*** Opening of GIVEN DATA ***

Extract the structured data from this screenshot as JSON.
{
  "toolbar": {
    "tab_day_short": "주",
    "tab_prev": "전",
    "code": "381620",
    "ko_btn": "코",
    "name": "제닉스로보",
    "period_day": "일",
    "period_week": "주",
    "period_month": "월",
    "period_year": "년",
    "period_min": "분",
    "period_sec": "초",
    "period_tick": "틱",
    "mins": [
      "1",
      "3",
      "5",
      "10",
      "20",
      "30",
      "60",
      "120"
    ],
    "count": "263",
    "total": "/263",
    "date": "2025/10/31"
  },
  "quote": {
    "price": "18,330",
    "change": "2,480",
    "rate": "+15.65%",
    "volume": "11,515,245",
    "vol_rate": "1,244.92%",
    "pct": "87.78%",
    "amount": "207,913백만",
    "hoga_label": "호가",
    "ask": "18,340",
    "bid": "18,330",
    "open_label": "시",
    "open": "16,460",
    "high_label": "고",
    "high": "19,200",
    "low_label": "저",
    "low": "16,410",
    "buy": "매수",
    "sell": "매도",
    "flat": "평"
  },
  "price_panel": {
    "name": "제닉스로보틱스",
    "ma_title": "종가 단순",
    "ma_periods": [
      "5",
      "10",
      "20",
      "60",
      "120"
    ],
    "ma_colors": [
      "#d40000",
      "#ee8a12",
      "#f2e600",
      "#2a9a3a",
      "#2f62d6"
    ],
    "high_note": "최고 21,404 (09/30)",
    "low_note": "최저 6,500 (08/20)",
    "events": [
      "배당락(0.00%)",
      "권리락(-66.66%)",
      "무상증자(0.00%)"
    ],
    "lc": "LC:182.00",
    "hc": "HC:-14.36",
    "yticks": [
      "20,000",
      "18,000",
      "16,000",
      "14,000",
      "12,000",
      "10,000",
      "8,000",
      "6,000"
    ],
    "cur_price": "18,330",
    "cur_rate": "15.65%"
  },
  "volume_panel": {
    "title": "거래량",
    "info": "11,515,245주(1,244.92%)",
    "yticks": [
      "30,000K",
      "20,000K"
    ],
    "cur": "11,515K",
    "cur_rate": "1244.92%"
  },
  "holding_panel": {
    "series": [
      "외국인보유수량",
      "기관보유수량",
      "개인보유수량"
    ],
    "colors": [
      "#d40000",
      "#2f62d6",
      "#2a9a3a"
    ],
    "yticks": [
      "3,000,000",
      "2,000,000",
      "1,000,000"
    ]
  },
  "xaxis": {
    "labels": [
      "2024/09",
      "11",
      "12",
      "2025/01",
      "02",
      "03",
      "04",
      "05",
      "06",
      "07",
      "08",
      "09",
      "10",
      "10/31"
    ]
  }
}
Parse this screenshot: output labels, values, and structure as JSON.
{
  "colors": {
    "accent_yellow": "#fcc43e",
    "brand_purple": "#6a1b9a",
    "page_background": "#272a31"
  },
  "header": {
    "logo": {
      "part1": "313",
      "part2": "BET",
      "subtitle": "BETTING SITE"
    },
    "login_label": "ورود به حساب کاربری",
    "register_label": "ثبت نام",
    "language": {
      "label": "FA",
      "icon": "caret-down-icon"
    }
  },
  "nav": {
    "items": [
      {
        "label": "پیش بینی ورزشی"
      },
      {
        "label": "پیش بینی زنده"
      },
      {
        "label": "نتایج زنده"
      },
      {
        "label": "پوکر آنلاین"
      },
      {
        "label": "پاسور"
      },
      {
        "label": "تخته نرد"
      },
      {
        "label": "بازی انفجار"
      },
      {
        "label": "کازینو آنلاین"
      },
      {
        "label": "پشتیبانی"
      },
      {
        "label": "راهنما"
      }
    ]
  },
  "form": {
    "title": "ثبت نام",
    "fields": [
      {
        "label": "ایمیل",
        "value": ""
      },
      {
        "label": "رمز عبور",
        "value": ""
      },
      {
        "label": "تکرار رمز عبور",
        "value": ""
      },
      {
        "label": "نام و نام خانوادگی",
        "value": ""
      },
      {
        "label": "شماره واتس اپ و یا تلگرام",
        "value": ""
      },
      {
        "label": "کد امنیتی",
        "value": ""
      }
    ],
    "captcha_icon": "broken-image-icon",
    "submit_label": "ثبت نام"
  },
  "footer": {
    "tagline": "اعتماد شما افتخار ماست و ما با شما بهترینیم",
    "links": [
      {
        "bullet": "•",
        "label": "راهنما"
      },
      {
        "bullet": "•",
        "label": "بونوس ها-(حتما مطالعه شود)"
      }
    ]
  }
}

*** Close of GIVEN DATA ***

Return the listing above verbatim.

Extract the structured data from this screenshot as JSON.
{
  "toolbar": {
    "tab_day_short": "주",
    "tab_prev": "전",
    "code": "381620",
    "ko_btn": "코",
    "name": "제닉스로보",
    "period_day": "일",
    "period_week": "주",
    "period_month": "월",
    "period_year": "년",
    "period_min": "분",
    "period_sec": "초",
    "period_tick": "틱",
    "mins": [
      "1",
      "3",
      "5",
      "10",
      "20",
      "30",
      "60",
      "120"
    ],
    "count": "263",
    "total": "/263",
    "date": "2025/10/31"
  },
  "quote": {
    "price": "18,330",
    "change": "2,480",
    "rate": "+15.65%",
    "volume": "11,515,245",
    "vol_rate": "1,244.92%",
    "pct": "87.78%",
    "amount": "207,913백만",
    "hoga_label": "호가",
    "ask": "18,340",
    "bid": "18,330",
    "open_label": "시",
    "open": "16,460",
    "high_label": "고",
    "high": "19,200",
    "low_label": "저",
    "low": "16,410",
    "buy": "매수",
    "sell": "매도",
    "flat": "평"
  },
  "price_panel": {
    "name": "제닉스로보틱스",
    "ma_title": "종가 단순",
    "ma_periods": [
      "5",
      "10",
      "20",
      "60",
      "120"
    ],
    "ma_colors": [
      "#d40000",
      "#ee8a12",
      "#f2e600",
      "#2a9a3a",
      "#2f62d6"
    ],
    "high_note": "최고 21,404 (09/30)",
    "low_note": "최저 6,500 (08/20)",
    "events": [
      "배당락(0.00%)",
      "권리락(-66.66%)",
      "무상증자(0.00%)"
    ],
    "lc": "LC:182.00",
    "hc": "HC:-14.36",
    "yticks": [
      "20,000",
      "18,000",
      "16,000",
      "14,000",
      "12,000",
      "10,000",
      "8,000",
      "6,000"
    ],
    "cur_price": "18,330",
    "cur_rate": "15.65%"
  },
  "volume_panel": {
    "title": "거래량",
    "info": "11,515,245주(1,244.92%)",
    "yticks": [
      "30,000K",
      "20,000K"
    ],
    "cur": "11,515K",
    "cur_rate": "1244.92%"
  },
  "holding_panel": {
    "series": [
      "외국인보유수량",
      "기관보유수량",
      "개인보유수량"
    ],
    "colors": [
      "#d40000",
      "#2f62d6",
      "#2a9a3a"
    ],
    "yticks": [
      "3,000,000",
      "2,000,000",
      "1,000,000"
    ]
  },
  "xaxis": {
    "labels": [
      "2024/09",
      "11",
      "12",
      "2025/01",
      "02",
      "03",
      "04",
      "05",
      "06",
      "07",
      "08",
      "09",
      "10",
      "10/31"
    ]
  }
}
Parse this screenshot: output labels, values, and structure as JSON.
{
  "colors": {
    "accent_yellow": "#fcc43e",
    "brand_purple": "#6a1b9a",
    "page_background": "#272a31"
  },
  "header": {
    "logo": {
      "part1": "313",
      "part2": "BET",
      "subtitle": "BETTING SITE"
    },
    "login_label": "ورود به حساب کاربری",
    "register_label": "ثبت نام",
    "language": {
      "label": "FA",
      "icon": "caret-down-icon"
    }
  },
  "nav": {
    "items": [
      {
        "label": "پیش بینی ورزشی"
      },
      {
        "label": "پیش بینی زنده"
      },
      {
        "label": "نتایج زنده"
      },
      {
        "label": "پوکر آنلاین"
      },
      {
        "label": "پاسور"
      },
      {
        "label": "تخته نرد"
      },
      {
        "label": "بازی انفجار"
      },
      {
        "label": "کازینو آنلاین"
      },
      {
        "label": "پشتیبانی"
      },
      {
        "label": "راهنما"
      }
    ]
  },
  "form": {
    "title": "ثبت نام",
    "fields": [
      {
        "label": "ایمیل",
        "value": ""
      },
      {
        "label": "رمز عبور",
        "value": ""
      },
      {
        "label": "تکرار رمز عبور",
        "value": ""
      },
      {
        "label": "نام و نام خانوادگی",
        "value": ""
      },
      {
        "label": "شماره واتس اپ و یا تلگرام",
        "value": ""
      },
      {
        "label": "کد امنیتی",
        "value": ""
      }
    ],
    "captcha_icon": "broken-image-icon",
    "submit_label": "ثبت نام"
  },
  "footer": {
    "tagline": "اعتماد شما افتخار ماست و ما با شما بهترینیم",
    "links": [
      {
        "bullet": "•",
        "label": "راهنما"
      },
      {
        "bullet": "•",
        "label": "بونوس ها-(حتما مطالعه شود)"
      }
    ]
  }
}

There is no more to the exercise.